> About this exercise
Before you return the entries below, strip out the pictures and keep all else exact.

> Element data from apps and pages
****

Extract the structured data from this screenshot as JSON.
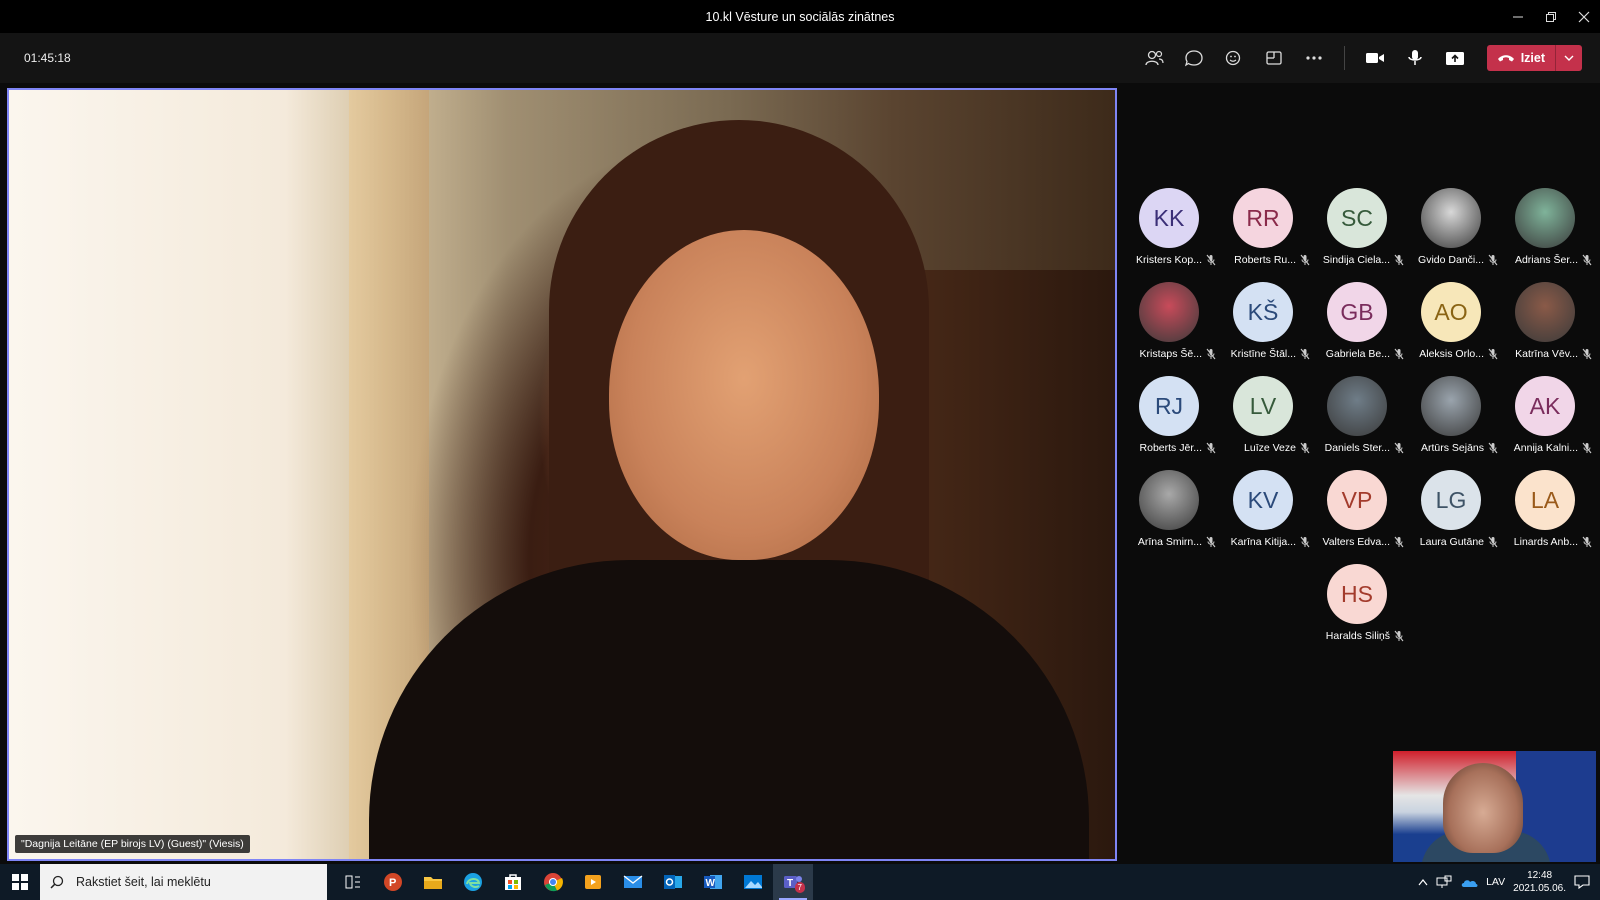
{
  "window": {
    "title": "10.kl Vēsture un sociālās zinātnes"
  },
  "toolbar": {
    "timer": "01:45:18",
    "leave_label": "Iziet"
  },
  "main_video": {
    "name_tag": "\"Dagnija Leitāne (EP birojs LV) (Guest)\" (Viesis)"
  },
  "participants": [
    {
      "initials": "KK",
      "name": "Kristers Kop...",
      "bg": "#dcd6f4",
      "fg": "#3b2f77",
      "photo": false
    },
    {
      "initials": "RR",
      "name": "Roberts Ru...",
      "bg": "#f5d5df",
      "fg": "#8a2a4a",
      "photo": false
    },
    {
      "initials": "SC",
      "name": "Sindija Ciela...",
      "bg": "#d9e6da",
      "fg": "#365a3b",
      "photo": false
    },
    {
      "initials": "",
      "name": "Gvido Danči...",
      "bg": "#d8d8d8",
      "fg": "#333",
      "photo": true
    },
    {
      "initials": "",
      "name": "Adrians Šer...",
      "bg": "#7fb39a",
      "fg": "#333",
      "photo": true
    },
    {
      "initials": "",
      "name": "Kristaps Šē...",
      "bg": "#c84b5a",
      "fg": "#333",
      "photo": true
    },
    {
      "initials": "KŠ",
      "name": "Kristīne Štāl...",
      "bg": "#d4e1f3",
      "fg": "#2b4a7a",
      "photo": false
    },
    {
      "initials": "GB",
      "name": "Gabriela Be...",
      "bg": "#f1d6e8",
      "fg": "#7a2c5c",
      "photo": false
    },
    {
      "initials": "AO",
      "name": "Aleksis Orlo...",
      "bg": "#f7e7b9",
      "fg": "#8a6414",
      "photo": false
    },
    {
      "initials": "",
      "name": "Katrīna Vēv...",
      "bg": "#8a5a48",
      "fg": "#333",
      "photo": true
    },
    {
      "initials": "RJ",
      "name": "Roberts Jēr...",
      "bg": "#d4e1f3",
      "fg": "#2b4a7a",
      "photo": false
    },
    {
      "initials": "LV",
      "name": "Luīze Veze",
      "bg": "#d9e6da",
      "fg": "#365a3b",
      "photo": false
    },
    {
      "initials": "",
      "name": "Daniels Ster...",
      "bg": "#6f7d88",
      "fg": "#333",
      "photo": true
    },
    {
      "initials": "",
      "name": "Artūrs Sejāns",
      "bg": "#9aa4ad",
      "fg": "#333",
      "photo": true
    },
    {
      "initials": "AK",
      "name": "Annija Kalni...",
      "bg": "#f1d6e8",
      "fg": "#7a2c5c",
      "photo": false
    },
    {
      "initials": "",
      "name": "Arīna Smirn...",
      "bg": "#a9a9a9",
      "fg": "#333",
      "photo": true
    },
    {
      "initials": "KV",
      "name": "Karīna Kitija...",
      "bg": "#d4e1f3",
      "fg": "#2b4a7a",
      "photo": false
    },
    {
      "initials": "VP",
      "name": "Valters Edva...",
      "bg": "#f9d8d3",
      "fg": "#a33b2c",
      "photo": false
    },
    {
      "initials": "LG",
      "name": "Laura Gutāne",
      "bg": "#dbe3ea",
      "fg": "#3e5366",
      "photo": false
    },
    {
      "initials": "LA",
      "name": "Linards Anb...",
      "bg": "#fbe3cc",
      "fg": "#9a5a1a",
      "photo": false
    },
    {
      "initials": "HS",
      "name": "Haralds Siliņš",
      "bg": "#f9d8d3",
      "fg": "#a33b2c",
      "photo": false
    }
  ],
  "taskbar": {
    "search_placeholder": "Rakstiet šeit, lai meklētu",
    "language": "LAV",
    "time": "12:48",
    "date": "2021.05.06.",
    "teams_badge": "7"
  }
}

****

> Written solution
Extract the structured data from this screenshot as JSON.
{
  "window": {
    "title": "10.kl Vēsture un sociālās zinātnes"
  },
  "toolbar": {
    "timer": "01:45:18",
    "leave_label": "Iziet"
  },
  "main_video": {
    "name_tag": "\"Dagnija Leitāne (EP birojs LV) (Guest)\" (Viesis)"
  },
  "participants": [
    {
      "initials": "KK",
      "name": "Kristers Kop...",
      "bg": "#dcd6f4",
      "fg": "#3b2f77",
      "photo": false
    },
    {
      "initials": "RR",
      "name": "Roberts Ru...",
      "bg": "#f5d5df",
      "fg": "#8a2a4a",
      "photo": false
    },
    {
      "initials": "SC",
      "name": "Sindija Ciela...",
      "bg": "#d9e6da",
      "fg": "#365a3b",
      "photo": false
    },
    {
      "initials": "",
      "name": "Gvido Danči...",
      "bg": "#d8d8d8",
      "fg": "#333",
      "photo": true
    },
    {
      "initials": "",
      "name": "Adrians Šer...",
      "bg": "#7fb39a",
      "fg": "#333",
      "photo": true
    },
    {
      "initials": "",
      "name": "Kristaps Šē...",
      "bg": "#c84b5a",
      "fg": "#333",
      "photo": true
    },
    {
      "initials": "KŠ",
      "name": "Kristīne Štāl...",
      "bg": "#d4e1f3",
      "fg": "#2b4a7a",
      "photo": false
    },
    {
      "initials": "GB",
      "name": "Gabriela Be...",
      "bg": "#f1d6e8",
      "fg": "#7a2c5c",
      "photo": false
    },
    {
      "initials": "AO",
      "name": "Aleksis Orlo...",
      "bg": "#f7e7b9",
      "fg": "#8a6414",
      "photo": false
    },
    {
      "initials": "",
      "name": "Katrīna Vēv...",
      "bg": "#8a5a48",
      "fg": "#333",
      "photo": true
    },
    {
      "initials": "RJ",
      "name": "Roberts Jēr...",
      "bg": "#d4e1f3",
      "fg": "#2b4a7a",
      "photo": false
    },
    {
      "initials": "LV",
      "name": "Luīze Veze",
      "bg": "#d9e6da",
      "fg": "#365a3b",
      "photo": false
    },
    {
      "initials": "",
      "name": "Daniels Ster...",
      "bg": "#6f7d88",
      "fg": "#333",
      "photo": true
    },
    {
      "initials": "",
      "name": "Artūrs Sejāns",
      "bg": "#9aa4ad",
      "fg": "#333",
      "photo": true
    },
    {
      "initials": "AK",
      "name": "Annija Kalni...",
      "bg": "#f1d6e8",
      "fg": "#7a2c5c",
      "photo": false
    },
    {
      "initials": "",
      "name": "Arīna Smirn...",
      "bg": "#a9a9a9",
      "fg": "#333",
      "photo": true
    },
    {
      "initials": "KV",
      "name": "Karīna Kitija...",
      "bg": "#d4e1f3",
      "fg": "#2b4a7a",
      "photo": false
    },
    {
      "initials": "VP",
      "name": "Valters Edva...",
      "bg": "#f9d8d3",
      "fg": "#a33b2c",
      "photo": false
    },
    {
      "initials": "LG",
      "name": "Laura Gutāne",
      "bg": "#dbe3ea",
      "fg": "#3e5366",
      "photo": false
    },
    {
      "initials": "LA",
      "name": "Linards Anb...",
      "bg": "#fbe3cc",
      "fg": "#9a5a1a",
      "photo": false
    },
    {
      "initials": "HS",
      "name": "Haralds Siliņš",
      "bg": "#f9d8d3",
      "fg": "#a33b2c",
      "photo": false
    }
  ],
  "taskbar": {
    "search_placeholder": "Rakstiet šeit, lai meklētu",
    "language": "LAV",
    "time": "12:48",
    "date": "2021.05.06.",
    "teams_badge": "7"
  }
}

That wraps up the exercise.